A man of many titles, T.I. has done it all. He’s a family man, first and foremost, a rapper, actor, producer, businessman and entrepreneur. Tip was recently joined by Grand Hustle members DJ Toomp, David Banner, Zaytoven, DJ MLK, D.J. Scream, Rep. Nikema Williams and other Atlanta officials to celebrate the 20th anniversary of his Trap Muzik album at the ATL’s Vendure Kitchen and Cocktails.
“Trap music is basically a philosophical presentation set to music that lets everyone know that number one, there’s a way out, number two, you’re not alone; number three, the lessons that you’ve learned from it is not in vain,” T.I. said. “The circumstances that we endured were supposed to destroy us. They were supposed to take all opportunities off of the table for us.”
Williams, who represents Georgia’s fifth district, spoke about how much T.I. has inspired people in and around Atlanta and across the country.
“I was once a public-school teacher in Atlanta 20 years ago and literally had to put kids out of my class for singing T.I.,” Williams said. “It was because they saw somebody who represented them and the neighborhoods that they’re from and saw there was a way out of their current situation and circumstances. I know what it means to have someone you could look up to show you that there is so much more in this world. That is what T.I. has done for generations of young people and not just Atlanta, not just the south, but the country.”
T.I. was quick to thank everyone involved in his album Trap Muzik and the genre.
“Although it is the 20th anniversary of the album Trap Muzik, we are not celebrating the album. We are celebrating the culture. The culture has evolved and existed beyond the life of the album because of the contributions of so many others outside of myself,” T.I. said.
“Trap music means the struggle and the grind trying to get it,” P$C rapper Big Kuntry King added.
On October 10, T.I. made his directorial and writing debut in the movie Da Partments, nearly 22 years after releasing his debut album I’m Serious.

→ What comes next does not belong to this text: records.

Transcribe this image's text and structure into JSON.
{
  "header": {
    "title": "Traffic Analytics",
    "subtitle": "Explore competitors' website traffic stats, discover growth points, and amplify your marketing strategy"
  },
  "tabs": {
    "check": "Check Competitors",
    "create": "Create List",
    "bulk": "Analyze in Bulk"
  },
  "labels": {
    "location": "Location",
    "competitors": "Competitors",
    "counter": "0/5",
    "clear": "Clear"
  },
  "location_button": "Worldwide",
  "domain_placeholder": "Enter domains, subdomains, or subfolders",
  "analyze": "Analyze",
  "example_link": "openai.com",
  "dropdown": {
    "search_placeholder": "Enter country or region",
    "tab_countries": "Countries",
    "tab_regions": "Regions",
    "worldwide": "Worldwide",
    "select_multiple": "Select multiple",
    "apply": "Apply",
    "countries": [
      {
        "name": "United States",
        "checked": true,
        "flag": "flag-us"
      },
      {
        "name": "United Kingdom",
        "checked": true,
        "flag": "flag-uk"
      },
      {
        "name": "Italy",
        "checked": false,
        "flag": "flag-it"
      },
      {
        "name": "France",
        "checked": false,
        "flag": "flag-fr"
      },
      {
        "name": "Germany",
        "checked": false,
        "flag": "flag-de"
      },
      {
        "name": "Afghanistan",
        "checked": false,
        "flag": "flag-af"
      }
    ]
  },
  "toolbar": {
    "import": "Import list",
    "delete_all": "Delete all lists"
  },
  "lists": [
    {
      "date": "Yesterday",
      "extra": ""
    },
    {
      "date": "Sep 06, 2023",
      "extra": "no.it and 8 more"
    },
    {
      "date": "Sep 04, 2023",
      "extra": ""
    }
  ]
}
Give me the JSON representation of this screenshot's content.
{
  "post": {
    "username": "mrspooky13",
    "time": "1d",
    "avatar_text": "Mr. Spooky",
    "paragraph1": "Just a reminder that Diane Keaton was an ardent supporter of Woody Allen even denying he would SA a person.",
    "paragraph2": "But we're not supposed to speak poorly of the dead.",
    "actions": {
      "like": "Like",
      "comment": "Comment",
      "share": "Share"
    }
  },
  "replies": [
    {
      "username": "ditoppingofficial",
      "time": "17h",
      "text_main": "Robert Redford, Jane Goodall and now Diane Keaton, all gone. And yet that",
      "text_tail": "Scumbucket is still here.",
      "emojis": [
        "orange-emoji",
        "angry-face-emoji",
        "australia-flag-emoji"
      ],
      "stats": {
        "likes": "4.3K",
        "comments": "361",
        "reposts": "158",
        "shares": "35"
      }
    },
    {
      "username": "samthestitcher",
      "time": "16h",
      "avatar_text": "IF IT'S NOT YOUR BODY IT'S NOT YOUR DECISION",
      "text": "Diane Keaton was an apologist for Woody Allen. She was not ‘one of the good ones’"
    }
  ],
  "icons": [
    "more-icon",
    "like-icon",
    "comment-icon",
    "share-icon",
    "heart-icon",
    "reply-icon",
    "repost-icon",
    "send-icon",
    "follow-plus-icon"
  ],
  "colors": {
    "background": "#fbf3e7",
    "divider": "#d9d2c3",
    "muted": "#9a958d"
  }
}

“There is a lot of work that we put in and there’s still a lot of work to be done,” T.I. said. “I’m excited about all of the parts of the journey. Da Partments is a story about community and all the nuances of that community, the people that existed and ambitions and life lessons that come with it and their struggles and their humor. Art is supposed to be a representation of life. This comedy represents the parts of life that I feel a lot of people come from but don’t get to see on television.”
T.I. also spoke about prominent and well-respected Hip-Hop historian NuFace, who coined the popular hashtag and phrase “NuFace Was There'” and what he means to the culture and music.
“NuFace’s contribution to culture is incredible, and it must be celebrated and acknowledged. He represents the value of preserving history,” T.I. said. “A lot of these things, I don’t think anybody including myself really recognized the true value of it in the future. His preservation of our memorabilia is synonymous with the preservation of having Mike Tyson’s first boxing glove or having the jersey that Michael Jordan first won a championship in.”
Best known as the “King of The South,” the multi-platinum and Grammy award-winning rapper has released 11 albums. His previous album, The L.I.B.R.A., was released in 2020. He’s best known for songs such as “24s,” “Rubber Band Man,” “You Don’t Know Me,” “Big Things Poppin,” “Be Easy” and “Family Connect.”
“Big Boi once said the object of the game of chess is to kill the King, and chess is obviously a game of life,” he said. “He was right about that, and I understand it more now than I did then. ‘Kill the King’ is really a reflection of the concept of killing the ego. ‘Kill the King’ is reflective of my understanding that one will starve the ego to truly find peace.”
Here are some exclusive images from Prince Williams/ATLpics.Net.